This week’s curated content includes links exploring the following:
- An exploration in the foundational question “What is e-learning”
- A guide to experimenting and prototyping
- When should you buy content off-the-shelf
- A look at Jane Hart’s annual Learning Tools survey results
- 14 ways to get more out of Google Drive
- 3 things to consider before building your next learning program
What is e-Learning? by Michael Allen
E-learning is a term that has been in existence for decades. Over that time, e-learning as a concept has evolved and advanced, creating a wide spectrum of experiences and program types. This post looks to answer “What is e-learning?” in the context of 2019.
A guide to experimenting and prototyping by Kelly Lai
This is a great post exploring the why and how of experimenting and prototyping. The core reason I share it here is for the details it provides around why experimenting and prototyping make business sense.
5 Types of Learning Content You Should Buy Off the Shelf by A.J. O’Connell

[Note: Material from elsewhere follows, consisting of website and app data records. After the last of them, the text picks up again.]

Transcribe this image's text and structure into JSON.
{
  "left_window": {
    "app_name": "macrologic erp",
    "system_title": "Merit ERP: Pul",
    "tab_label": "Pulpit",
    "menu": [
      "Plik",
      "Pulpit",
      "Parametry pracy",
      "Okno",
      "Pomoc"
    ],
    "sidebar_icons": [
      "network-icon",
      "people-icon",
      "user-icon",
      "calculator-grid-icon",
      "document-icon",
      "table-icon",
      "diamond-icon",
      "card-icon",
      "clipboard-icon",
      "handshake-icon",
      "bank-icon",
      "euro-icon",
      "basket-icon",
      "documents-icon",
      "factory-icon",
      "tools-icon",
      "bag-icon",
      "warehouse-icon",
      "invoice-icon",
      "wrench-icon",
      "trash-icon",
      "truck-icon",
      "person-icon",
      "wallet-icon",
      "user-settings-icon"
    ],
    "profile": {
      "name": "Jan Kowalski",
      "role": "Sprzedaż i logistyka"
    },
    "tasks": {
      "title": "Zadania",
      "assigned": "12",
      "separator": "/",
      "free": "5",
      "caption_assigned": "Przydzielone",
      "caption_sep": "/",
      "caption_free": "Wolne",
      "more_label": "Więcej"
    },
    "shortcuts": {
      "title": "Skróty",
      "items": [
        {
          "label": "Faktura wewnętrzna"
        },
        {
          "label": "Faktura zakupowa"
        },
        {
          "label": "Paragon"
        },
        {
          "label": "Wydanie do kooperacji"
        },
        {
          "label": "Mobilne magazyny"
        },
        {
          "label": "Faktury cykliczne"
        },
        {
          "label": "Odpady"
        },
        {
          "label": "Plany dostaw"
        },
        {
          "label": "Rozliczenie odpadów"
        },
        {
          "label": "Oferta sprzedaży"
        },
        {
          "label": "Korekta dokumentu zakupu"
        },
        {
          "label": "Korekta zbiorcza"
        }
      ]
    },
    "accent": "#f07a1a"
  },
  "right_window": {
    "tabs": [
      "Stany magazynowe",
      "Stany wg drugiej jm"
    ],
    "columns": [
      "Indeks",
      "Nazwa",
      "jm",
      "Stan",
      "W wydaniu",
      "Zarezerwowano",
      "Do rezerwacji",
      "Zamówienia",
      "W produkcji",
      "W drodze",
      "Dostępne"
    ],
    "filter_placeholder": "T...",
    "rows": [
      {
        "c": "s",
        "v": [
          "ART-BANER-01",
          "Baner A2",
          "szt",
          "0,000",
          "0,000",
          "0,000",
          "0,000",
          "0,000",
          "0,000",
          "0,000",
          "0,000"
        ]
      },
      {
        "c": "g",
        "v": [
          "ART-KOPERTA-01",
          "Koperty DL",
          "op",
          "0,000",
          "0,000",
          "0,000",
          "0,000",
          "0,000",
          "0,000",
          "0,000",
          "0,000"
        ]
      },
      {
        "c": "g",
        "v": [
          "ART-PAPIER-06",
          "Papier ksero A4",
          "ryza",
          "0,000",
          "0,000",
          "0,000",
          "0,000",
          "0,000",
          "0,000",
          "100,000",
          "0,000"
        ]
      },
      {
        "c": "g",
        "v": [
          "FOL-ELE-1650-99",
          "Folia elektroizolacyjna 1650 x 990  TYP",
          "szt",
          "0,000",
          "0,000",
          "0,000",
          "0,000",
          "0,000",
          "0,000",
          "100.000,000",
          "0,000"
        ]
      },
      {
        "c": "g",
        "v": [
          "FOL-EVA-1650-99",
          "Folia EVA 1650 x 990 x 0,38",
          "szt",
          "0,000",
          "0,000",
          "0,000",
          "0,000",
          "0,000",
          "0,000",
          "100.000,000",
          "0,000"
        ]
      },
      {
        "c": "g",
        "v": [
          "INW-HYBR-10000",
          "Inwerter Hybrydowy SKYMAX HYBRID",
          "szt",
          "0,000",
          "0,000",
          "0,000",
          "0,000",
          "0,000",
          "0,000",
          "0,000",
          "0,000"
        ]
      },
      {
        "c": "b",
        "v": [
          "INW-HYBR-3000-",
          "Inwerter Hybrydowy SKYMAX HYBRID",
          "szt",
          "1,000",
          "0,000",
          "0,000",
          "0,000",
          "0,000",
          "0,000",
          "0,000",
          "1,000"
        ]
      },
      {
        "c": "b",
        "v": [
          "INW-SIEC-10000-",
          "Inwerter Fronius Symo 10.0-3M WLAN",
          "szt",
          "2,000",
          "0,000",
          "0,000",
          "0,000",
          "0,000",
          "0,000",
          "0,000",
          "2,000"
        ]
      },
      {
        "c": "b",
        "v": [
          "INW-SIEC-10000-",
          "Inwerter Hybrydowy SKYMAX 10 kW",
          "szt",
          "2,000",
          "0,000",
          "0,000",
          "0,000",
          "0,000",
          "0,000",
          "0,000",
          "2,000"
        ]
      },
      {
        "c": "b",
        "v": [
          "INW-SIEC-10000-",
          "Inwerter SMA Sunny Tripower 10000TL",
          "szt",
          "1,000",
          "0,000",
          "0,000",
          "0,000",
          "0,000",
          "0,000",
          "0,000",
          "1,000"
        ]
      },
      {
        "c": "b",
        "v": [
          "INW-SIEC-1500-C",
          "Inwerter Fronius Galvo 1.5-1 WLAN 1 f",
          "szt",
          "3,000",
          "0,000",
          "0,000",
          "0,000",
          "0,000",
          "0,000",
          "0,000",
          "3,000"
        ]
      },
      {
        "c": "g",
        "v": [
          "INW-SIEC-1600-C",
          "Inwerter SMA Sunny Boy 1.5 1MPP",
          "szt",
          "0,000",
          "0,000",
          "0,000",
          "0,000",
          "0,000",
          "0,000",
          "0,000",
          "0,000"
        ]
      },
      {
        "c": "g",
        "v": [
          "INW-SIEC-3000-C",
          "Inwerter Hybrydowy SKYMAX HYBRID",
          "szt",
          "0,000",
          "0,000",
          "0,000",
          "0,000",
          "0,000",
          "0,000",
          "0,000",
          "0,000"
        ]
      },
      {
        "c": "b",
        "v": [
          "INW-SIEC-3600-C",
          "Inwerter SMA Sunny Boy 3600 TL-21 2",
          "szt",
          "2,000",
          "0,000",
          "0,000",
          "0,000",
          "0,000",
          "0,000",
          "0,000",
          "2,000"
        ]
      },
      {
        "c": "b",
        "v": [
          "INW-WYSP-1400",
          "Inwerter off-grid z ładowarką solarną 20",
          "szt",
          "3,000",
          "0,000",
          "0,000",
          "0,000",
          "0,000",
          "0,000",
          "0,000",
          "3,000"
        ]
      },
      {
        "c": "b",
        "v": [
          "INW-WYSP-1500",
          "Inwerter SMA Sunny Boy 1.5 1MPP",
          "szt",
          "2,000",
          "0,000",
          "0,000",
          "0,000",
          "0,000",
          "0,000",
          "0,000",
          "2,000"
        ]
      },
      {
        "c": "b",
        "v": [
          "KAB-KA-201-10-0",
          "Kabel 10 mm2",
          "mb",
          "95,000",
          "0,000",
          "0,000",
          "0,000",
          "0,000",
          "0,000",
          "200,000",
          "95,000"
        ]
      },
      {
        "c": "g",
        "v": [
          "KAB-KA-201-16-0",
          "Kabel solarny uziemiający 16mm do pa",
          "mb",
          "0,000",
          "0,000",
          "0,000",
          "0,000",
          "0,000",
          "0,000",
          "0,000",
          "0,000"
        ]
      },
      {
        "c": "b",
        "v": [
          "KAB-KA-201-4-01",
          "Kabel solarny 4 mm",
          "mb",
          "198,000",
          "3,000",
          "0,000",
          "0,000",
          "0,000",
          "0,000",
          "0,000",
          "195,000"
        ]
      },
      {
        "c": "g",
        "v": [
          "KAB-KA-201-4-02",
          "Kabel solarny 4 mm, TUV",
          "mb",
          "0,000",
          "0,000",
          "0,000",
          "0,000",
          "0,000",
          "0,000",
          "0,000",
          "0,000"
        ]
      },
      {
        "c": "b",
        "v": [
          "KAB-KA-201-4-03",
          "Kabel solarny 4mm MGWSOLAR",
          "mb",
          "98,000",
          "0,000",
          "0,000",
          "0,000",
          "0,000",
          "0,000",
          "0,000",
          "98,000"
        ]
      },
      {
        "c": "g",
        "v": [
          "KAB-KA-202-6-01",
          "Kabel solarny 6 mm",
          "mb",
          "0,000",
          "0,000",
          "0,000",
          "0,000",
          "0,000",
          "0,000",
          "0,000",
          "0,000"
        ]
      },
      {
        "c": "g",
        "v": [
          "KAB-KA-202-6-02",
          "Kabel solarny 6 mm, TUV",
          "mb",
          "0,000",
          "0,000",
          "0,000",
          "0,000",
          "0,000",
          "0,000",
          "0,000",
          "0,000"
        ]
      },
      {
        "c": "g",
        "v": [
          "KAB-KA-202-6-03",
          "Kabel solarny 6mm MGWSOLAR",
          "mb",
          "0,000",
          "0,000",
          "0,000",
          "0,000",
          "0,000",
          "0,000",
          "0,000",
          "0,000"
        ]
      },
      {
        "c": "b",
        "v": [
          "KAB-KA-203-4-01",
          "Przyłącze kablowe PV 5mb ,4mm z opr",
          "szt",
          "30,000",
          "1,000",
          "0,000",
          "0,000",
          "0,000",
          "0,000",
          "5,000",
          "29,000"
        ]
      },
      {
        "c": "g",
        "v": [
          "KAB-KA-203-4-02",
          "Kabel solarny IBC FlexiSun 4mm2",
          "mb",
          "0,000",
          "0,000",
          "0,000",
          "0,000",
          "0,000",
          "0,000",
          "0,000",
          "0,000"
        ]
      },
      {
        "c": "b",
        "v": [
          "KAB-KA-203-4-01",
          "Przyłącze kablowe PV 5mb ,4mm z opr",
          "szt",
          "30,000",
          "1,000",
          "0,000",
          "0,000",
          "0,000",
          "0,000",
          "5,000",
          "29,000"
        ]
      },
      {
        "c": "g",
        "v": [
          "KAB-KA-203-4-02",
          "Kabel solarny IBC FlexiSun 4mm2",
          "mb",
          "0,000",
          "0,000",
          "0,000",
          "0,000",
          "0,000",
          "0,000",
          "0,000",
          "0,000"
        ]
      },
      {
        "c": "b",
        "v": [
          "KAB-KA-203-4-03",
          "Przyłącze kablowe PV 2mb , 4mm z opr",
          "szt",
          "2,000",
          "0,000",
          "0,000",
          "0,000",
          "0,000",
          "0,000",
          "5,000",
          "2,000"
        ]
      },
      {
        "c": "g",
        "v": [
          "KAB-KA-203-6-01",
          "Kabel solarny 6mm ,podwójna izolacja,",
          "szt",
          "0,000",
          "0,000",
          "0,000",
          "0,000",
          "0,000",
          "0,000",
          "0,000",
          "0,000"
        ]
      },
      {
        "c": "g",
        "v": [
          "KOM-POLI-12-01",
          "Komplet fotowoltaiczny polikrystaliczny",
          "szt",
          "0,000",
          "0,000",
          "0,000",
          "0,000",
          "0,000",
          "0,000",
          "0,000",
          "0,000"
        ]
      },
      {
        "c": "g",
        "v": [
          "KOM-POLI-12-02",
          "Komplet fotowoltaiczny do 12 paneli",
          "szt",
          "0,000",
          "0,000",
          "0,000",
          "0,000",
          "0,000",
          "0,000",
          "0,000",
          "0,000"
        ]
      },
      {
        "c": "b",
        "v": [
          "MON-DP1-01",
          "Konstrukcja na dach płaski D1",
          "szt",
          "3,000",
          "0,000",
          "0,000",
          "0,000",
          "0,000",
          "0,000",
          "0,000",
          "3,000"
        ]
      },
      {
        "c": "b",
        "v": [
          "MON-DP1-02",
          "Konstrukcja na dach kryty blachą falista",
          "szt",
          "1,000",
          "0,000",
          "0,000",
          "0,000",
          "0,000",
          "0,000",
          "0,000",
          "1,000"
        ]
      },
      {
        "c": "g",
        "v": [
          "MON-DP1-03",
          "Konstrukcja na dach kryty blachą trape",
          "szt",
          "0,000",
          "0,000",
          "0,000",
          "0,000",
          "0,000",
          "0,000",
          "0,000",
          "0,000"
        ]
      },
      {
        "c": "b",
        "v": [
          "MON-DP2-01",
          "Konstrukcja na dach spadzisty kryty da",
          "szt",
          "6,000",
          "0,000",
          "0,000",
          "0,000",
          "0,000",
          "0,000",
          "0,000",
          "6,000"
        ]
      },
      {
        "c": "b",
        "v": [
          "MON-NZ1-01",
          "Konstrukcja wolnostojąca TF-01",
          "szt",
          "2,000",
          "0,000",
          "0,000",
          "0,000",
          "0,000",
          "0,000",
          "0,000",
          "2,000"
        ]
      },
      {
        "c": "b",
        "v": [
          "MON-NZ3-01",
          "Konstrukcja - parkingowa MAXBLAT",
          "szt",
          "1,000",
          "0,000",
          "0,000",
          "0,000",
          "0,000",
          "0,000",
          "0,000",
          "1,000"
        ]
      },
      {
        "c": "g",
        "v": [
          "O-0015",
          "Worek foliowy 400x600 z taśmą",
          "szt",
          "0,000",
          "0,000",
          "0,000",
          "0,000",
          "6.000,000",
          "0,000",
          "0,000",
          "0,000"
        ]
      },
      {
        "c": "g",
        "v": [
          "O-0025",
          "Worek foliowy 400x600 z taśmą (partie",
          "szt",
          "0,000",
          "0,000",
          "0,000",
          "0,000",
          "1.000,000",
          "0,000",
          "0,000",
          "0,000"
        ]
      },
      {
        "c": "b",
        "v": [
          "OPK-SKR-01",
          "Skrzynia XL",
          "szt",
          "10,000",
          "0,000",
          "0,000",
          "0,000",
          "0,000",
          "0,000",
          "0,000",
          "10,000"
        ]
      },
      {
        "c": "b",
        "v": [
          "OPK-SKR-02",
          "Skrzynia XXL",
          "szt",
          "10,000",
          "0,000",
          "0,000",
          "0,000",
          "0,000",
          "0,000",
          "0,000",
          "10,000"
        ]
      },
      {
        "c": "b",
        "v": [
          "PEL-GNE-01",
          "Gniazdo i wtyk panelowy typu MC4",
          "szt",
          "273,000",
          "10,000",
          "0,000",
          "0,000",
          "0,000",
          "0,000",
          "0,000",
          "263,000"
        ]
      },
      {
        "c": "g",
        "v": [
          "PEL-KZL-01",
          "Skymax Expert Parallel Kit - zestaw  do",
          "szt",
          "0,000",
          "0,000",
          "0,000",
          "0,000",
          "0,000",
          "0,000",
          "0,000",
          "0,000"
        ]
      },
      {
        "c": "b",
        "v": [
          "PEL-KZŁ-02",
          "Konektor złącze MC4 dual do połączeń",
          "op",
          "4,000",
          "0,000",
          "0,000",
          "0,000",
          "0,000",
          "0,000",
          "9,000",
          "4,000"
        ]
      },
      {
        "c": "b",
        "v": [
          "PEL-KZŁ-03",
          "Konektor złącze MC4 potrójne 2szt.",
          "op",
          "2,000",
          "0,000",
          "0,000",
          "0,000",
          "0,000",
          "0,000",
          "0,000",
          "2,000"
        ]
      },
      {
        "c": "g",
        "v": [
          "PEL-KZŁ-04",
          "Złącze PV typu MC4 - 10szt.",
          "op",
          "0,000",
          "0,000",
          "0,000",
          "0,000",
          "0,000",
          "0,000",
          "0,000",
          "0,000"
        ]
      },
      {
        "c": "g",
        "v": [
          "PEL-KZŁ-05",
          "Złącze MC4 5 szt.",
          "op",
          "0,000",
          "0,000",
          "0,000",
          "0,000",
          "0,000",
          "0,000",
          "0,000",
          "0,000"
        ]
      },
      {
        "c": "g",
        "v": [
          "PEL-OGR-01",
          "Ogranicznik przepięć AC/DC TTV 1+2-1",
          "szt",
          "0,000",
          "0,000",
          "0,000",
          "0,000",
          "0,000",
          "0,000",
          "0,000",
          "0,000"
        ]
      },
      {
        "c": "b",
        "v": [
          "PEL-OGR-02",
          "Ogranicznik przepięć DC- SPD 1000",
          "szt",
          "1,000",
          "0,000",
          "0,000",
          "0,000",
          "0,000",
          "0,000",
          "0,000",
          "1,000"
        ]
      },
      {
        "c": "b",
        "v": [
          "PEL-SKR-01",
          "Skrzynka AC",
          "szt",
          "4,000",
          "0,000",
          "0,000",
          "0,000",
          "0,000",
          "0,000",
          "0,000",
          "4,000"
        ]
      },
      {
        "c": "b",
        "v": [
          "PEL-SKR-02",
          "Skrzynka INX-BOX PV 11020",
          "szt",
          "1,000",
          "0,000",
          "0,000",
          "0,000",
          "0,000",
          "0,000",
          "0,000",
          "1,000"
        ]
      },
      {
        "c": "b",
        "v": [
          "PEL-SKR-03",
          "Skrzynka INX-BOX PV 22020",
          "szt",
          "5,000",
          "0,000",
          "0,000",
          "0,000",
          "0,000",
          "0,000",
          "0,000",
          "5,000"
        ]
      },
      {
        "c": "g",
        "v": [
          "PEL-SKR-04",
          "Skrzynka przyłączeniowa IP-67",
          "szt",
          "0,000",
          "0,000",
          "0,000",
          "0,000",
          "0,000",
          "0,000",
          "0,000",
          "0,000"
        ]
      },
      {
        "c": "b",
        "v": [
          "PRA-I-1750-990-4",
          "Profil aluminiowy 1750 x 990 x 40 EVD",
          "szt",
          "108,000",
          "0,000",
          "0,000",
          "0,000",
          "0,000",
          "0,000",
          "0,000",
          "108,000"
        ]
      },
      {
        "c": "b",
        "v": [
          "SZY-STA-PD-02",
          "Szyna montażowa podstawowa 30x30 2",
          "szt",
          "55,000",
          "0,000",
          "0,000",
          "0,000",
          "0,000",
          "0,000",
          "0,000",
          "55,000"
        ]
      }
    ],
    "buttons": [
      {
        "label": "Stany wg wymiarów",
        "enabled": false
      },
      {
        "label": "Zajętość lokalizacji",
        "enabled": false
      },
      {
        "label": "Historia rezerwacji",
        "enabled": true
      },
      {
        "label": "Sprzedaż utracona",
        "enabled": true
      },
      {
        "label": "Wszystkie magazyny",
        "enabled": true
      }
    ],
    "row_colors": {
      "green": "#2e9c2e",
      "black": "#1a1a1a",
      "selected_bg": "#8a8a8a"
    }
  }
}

Not all learning content should be created internally. Sometimes it’s easier and more cost-effective to buy content off-the-shelf. But… what are those times? This post looks at 5 types of content that may be better served via off-the-shelf content.
Tops 200 Tools for Learning 2019 by Jane Hart
Each year Jane Hart does a survey of the tools people use for learning, publishing a ranked listing of the results. I always find the list interesting to see what people are using, and to discover new and emerging tools that I might add to my practice. H
14 incredibly useful things you didn’t know Google Drive could do by JR Raphael
We often judge a tool based on how we use it, but often the true power of a tool is determined by how deep we explore the tool. That’s why I love posts like this that dive into the powerful but underused functionality. If you use Google Drive, this is a great read.
Three Things to Do Before Building Your E-Learning Course by Tom Kuhlmann
In the fast-paced world of work, it easy to jump quickly into the task of building learning programs. Taking a bit more time to think about what you’re building before you start can often lead to better designs and a more efficient development cycle. This post examines three specific things you can consider doing before starting to build your next learning program.